"I've realized something about invincible plans—when an outcome is absolutely predictable, there is little fun in pursuing it. So if I can't make the plan any less predictable, I'll toss some variables into the process leading up to its implementation."

"Why did you choose me for this sick game? Why not Aladdin?"

A chuckle. "Ah, I knew the questions would never end. That is why, Princess. You never stop questioning, never stop trying to get your way. If I drop a wall in front of you, I know you'll keep hitting your head against it until it breaks or you pass out. Unlike your thieving little street rat, you'd never try going around an obstacle—not that you can in this case—but my point is…you are the most persistent opponent I know. Take that as a compliment if you wish. Your stubbornness gives you more entertainment value."

"You're despicable. But I still don't believe you," she said defiantly.

"I'm afraid you have little choice in the matter. Consider this: if I am telling the truth—which I am—how would it feel to know you alone had the chance to stop me, but because of your disbelief you failed to act?"

Her fists slowly clenched and unclenched at her sides. She turned over the implications in her mind, checking for flaws, loopholes in his proposal—and found none.

"Thirty days," she stated. "And how will I let you know once I've figured it out?"

He laughed—perhaps at her rather quick acquiescence to the game, perhaps at her bold assumption that she would be able to stop him. "Before you sleep, you may call for me."

The thought of seeing him in her dreams again sickened her. "You disgust me. Get out. Get out of my head now."

"As you wish, Your Highness. I look forward to our next meeting—"

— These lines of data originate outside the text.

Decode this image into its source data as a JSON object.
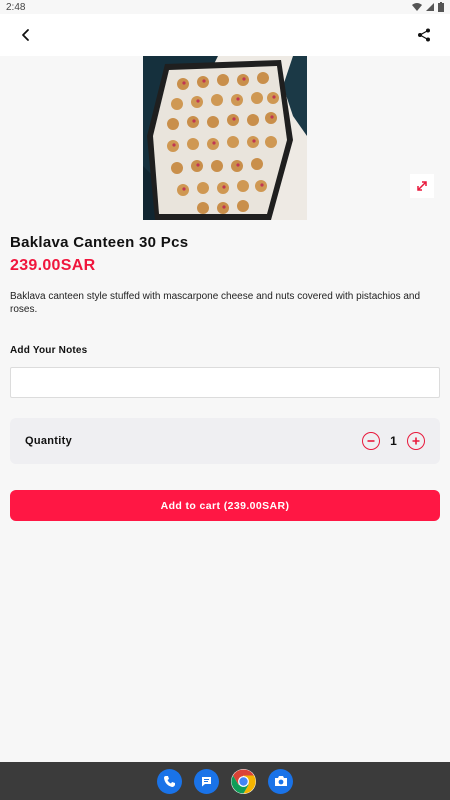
{
  "status_bar": {
    "time": "2:48"
  },
  "app_bar": {
    "back_icon": "arrow-back-icon",
    "share_icon": "share-icon"
  },
  "product": {
    "name": "Baklava Canteen 30 Pcs",
    "price": "239.00SAR",
    "description": "Baklava canteen style stuffed with mascarpone cheese and nuts covered with pistachios and roses."
  },
  "notes": {
    "label": "Add Your Notes",
    "value": "",
    "placeholder": ""
  },
  "quantity": {
    "label": "Quantity",
    "value": "1"
  },
  "cart": {
    "button_label": "Add to cart (239.00SAR)"
  },
  "colors": {
    "accent": "#ff1744",
    "price": "#f0163d"
  },
  "nav_dock": [
    "phone-icon",
    "messages-icon",
    "chrome-icon",
    "camera-icon"
  ]
}
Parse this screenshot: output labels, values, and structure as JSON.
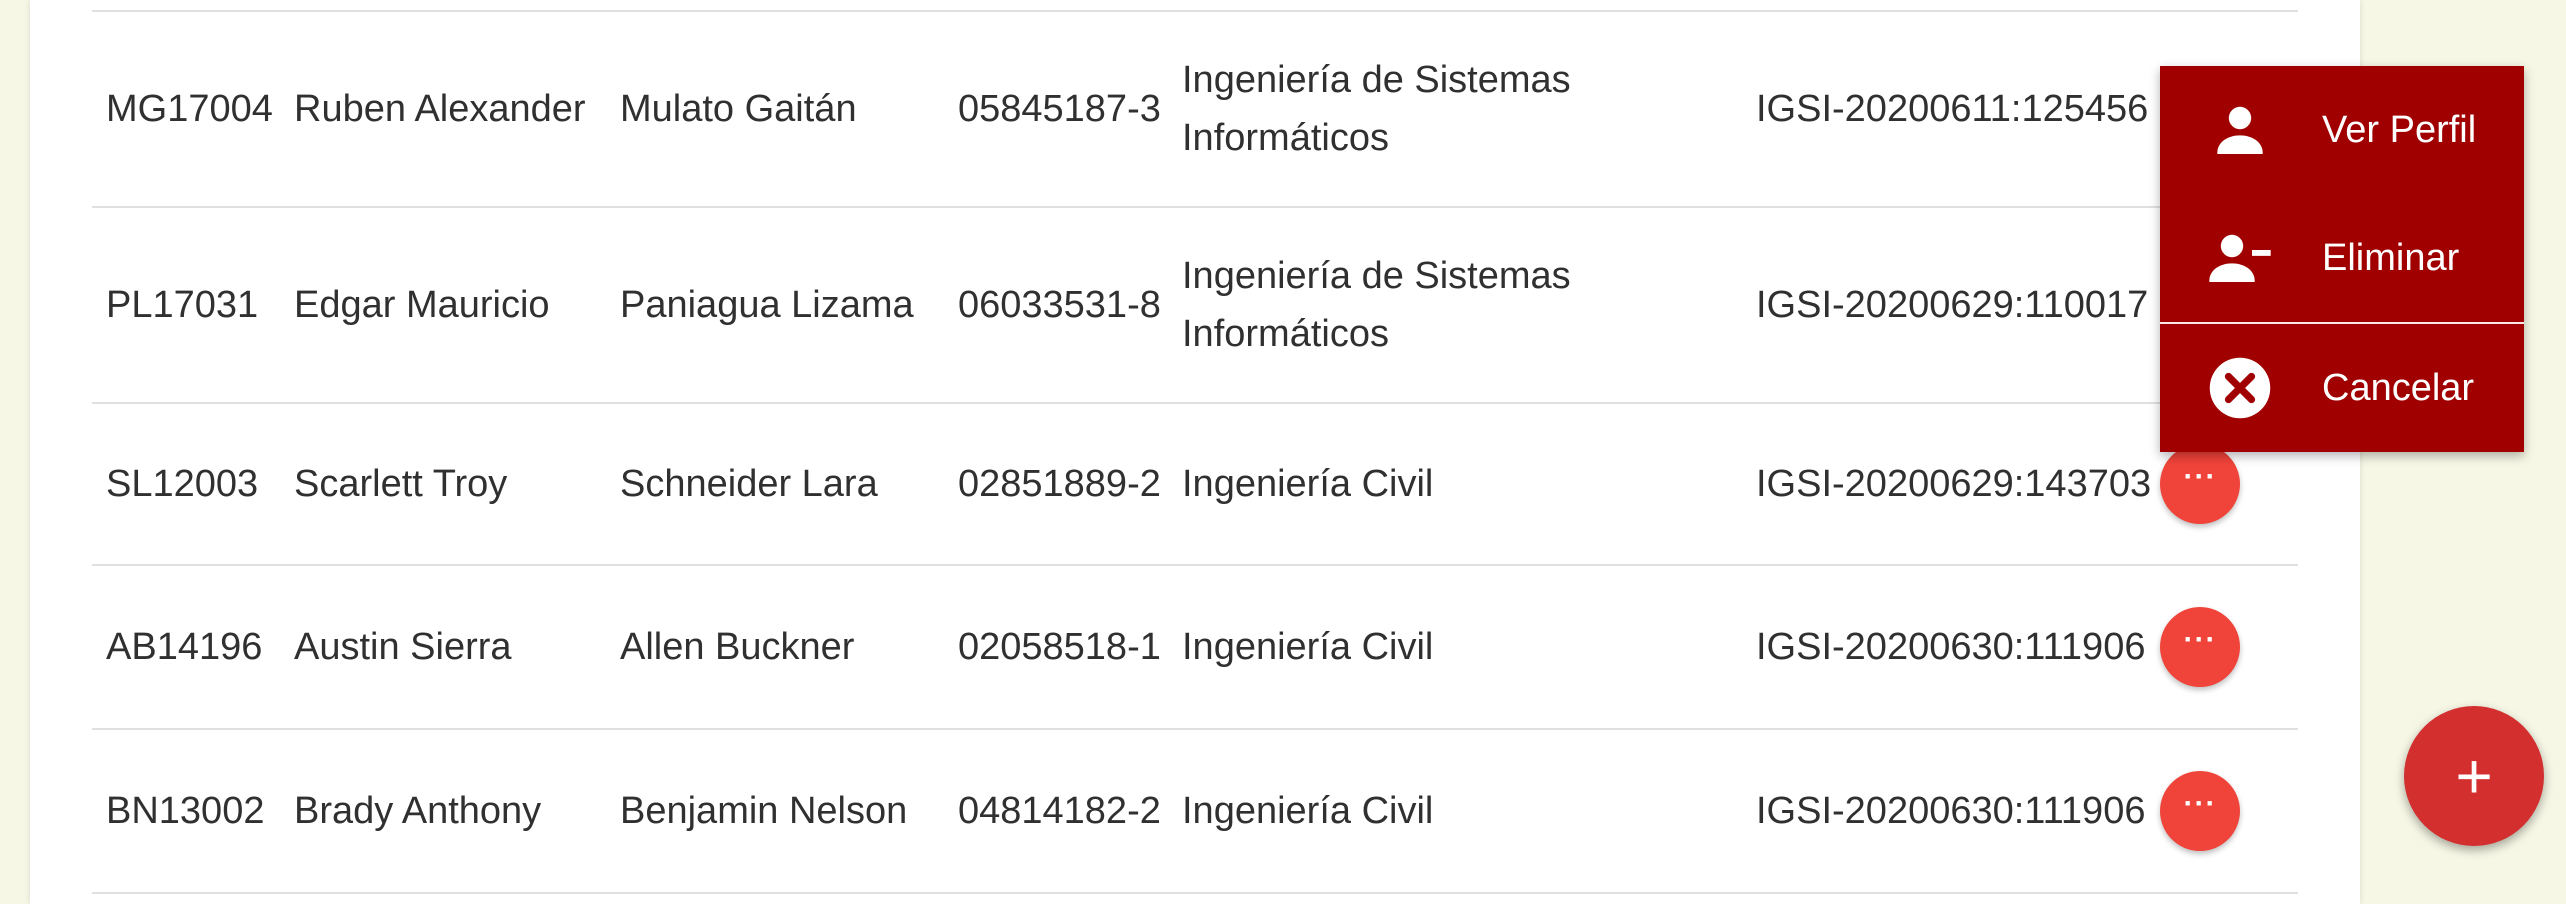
{
  "table": {
    "rows": [
      {
        "code": "MG17004",
        "names": "Ruben Alexander",
        "lastnames": "Mulato Gaitán",
        "dui": "05845187-3",
        "career": "Ingeniería de Sistemas Informáticos",
        "ticket": "IGSI-20200611:125456"
      },
      {
        "code": "PL17031",
        "names": "Edgar Mauricio",
        "lastnames": "Paniagua Lizama",
        "dui": "06033531-8",
        "career": "Ingeniería de Sistemas Informáticos",
        "ticket": "IGSI-20200629:110017"
      },
      {
        "code": "SL12003",
        "names": "Scarlett Troy",
        "lastnames": "Schneider Lara",
        "dui": "02851889-2",
        "career": "Ingeniería Civil",
        "ticket": "IGSI-20200629:143703"
      },
      {
        "code": "AB14196",
        "names": "Austin Sierra",
        "lastnames": "Allen Buckner",
        "dui": "02058518-1",
        "career": "Ingeniería Civil",
        "ticket": "IGSI-20200630:111906"
      },
      {
        "code": "BN13002",
        "names": "Brady Anthony",
        "lastnames": "Benjamin Nelson",
        "dui": "04814182-2",
        "career": "Ingeniería Civil",
        "ticket": "IGSI-20200630:111906"
      }
    ],
    "row_action_icon": "more-horiz-icon"
  },
  "context_menu": {
    "items": [
      {
        "label": "Ver Perfil",
        "icon": "person-icon"
      },
      {
        "label": "Eliminar",
        "icon": "person-remove-icon"
      },
      {
        "label": "Cancelar",
        "icon": "cancel-circle-icon"
      }
    ],
    "background": "#a00000"
  },
  "fab": {
    "label": "+",
    "icon": "add-icon",
    "color": "#d32f2f"
  },
  "colors": {
    "row_action": "#f0433a",
    "page_background": "#f7f7e6"
  }
}
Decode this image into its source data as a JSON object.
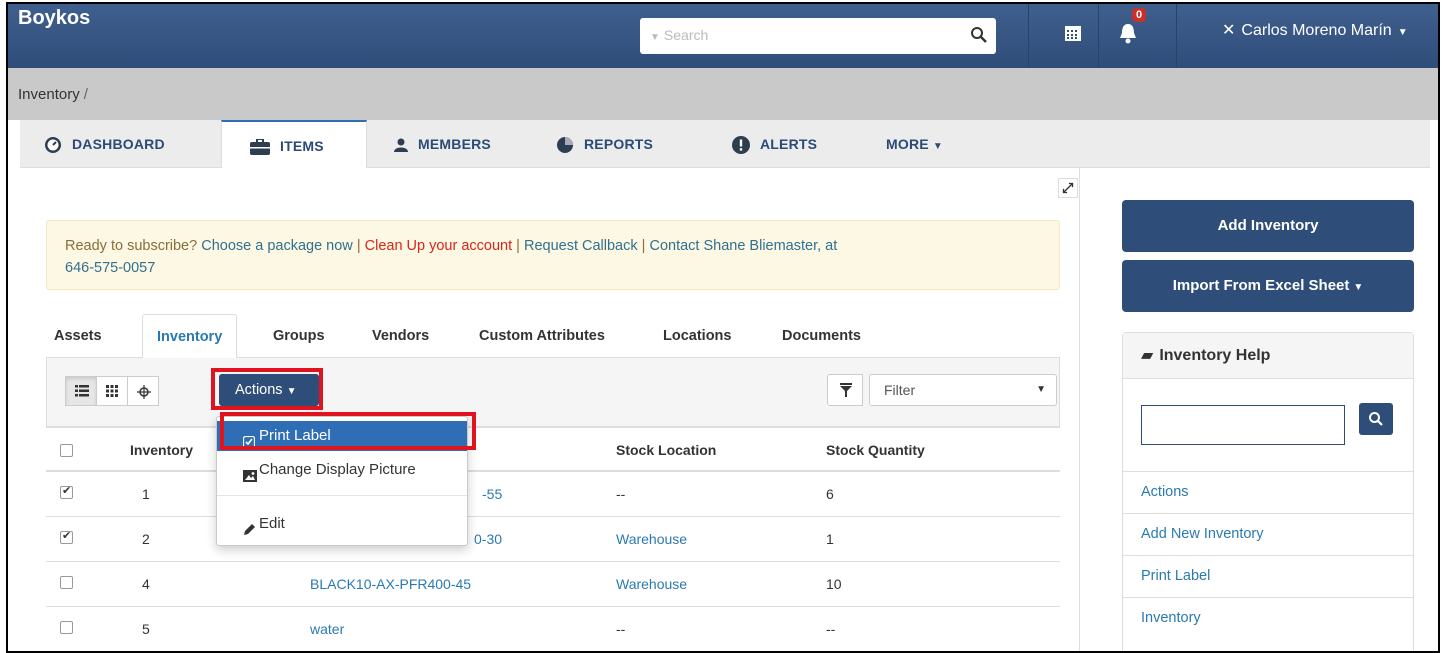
{
  "app": {
    "brand": "Boykos"
  },
  "search": {
    "placeholder": "Search"
  },
  "notifications": {
    "count": "0"
  },
  "user": {
    "name": "Carlos Moreno Marín"
  },
  "breadcrumb": {
    "item": "Inventory",
    "separator": "/"
  },
  "main_tabs": [
    {
      "label": "DASHBOARD",
      "icon": "dashboard-icon"
    },
    {
      "label": "ITEMS",
      "icon": "briefcase-icon"
    },
    {
      "label": "MEMBERS",
      "icon": "user-icon"
    },
    {
      "label": "REPORTS",
      "icon": "pie-chart-icon"
    },
    {
      "label": "ALERTS",
      "icon": "exclamation-icon"
    },
    {
      "label": "MORE",
      "icon": "caret-down-icon"
    }
  ],
  "alert": {
    "prefix": "Ready to subscribe?",
    "choose_package": "Choose a package now",
    "sep1": "|",
    "clean_up": "Clean Up your account",
    "sep2": "|",
    "request_callback": "Request Callback",
    "sep3": "|",
    "contact": "Contact Shane Bliemaster, at",
    "phone": "646-575-0057"
  },
  "sub_tabs": [
    "Assets",
    "Inventory",
    "Groups",
    "Vendors",
    "Custom Attributes",
    "Locations",
    "Documents"
  ],
  "toolbar": {
    "actions_label": "Actions",
    "filter_label": "Filter"
  },
  "actions_menu": {
    "items": [
      {
        "label": "Print Label",
        "icon": "check-square-icon"
      },
      {
        "label": "Change Display Picture",
        "icon": "picture-icon"
      },
      {
        "label": "Edit",
        "icon": "pencil-icon"
      }
    ]
  },
  "table": {
    "headers": {
      "inventory": "Inventory",
      "stock_location": "Stock Location",
      "stock_quantity": "Stock Quantity"
    },
    "rows": [
      {
        "id": "1",
        "name_suffix": "-55",
        "location": "--",
        "quantity": "6",
        "checked": true
      },
      {
        "id": "2",
        "name_suffix": "0-30",
        "location": "Warehouse",
        "quantity": "1",
        "checked": true
      },
      {
        "id": "4",
        "name": "BLACK10-AX-PFR400-45",
        "location": "Warehouse",
        "quantity": "10",
        "checked": false
      },
      {
        "id": "5",
        "name": "water",
        "location": "--",
        "quantity": "--",
        "checked": false
      }
    ]
  },
  "right_panel": {
    "add_inventory": "Add Inventory",
    "import_excel": "Import From Excel Sheet",
    "help_title": "Inventory Help",
    "help_links": [
      "Actions",
      "Add New Inventory",
      "Print Label",
      "Inventory"
    ]
  },
  "colors": {
    "navbar": "#2f4d79",
    "highlight": "#e0141e",
    "link": "#2a7ab0",
    "alert_bg": "#fcf8e3",
    "menu_active": "#2f6db5"
  }
}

"I don't. Get out."

Somehow she could see the image of his wicked smile in her mind before his presence faded.

"Goodnight, Princess."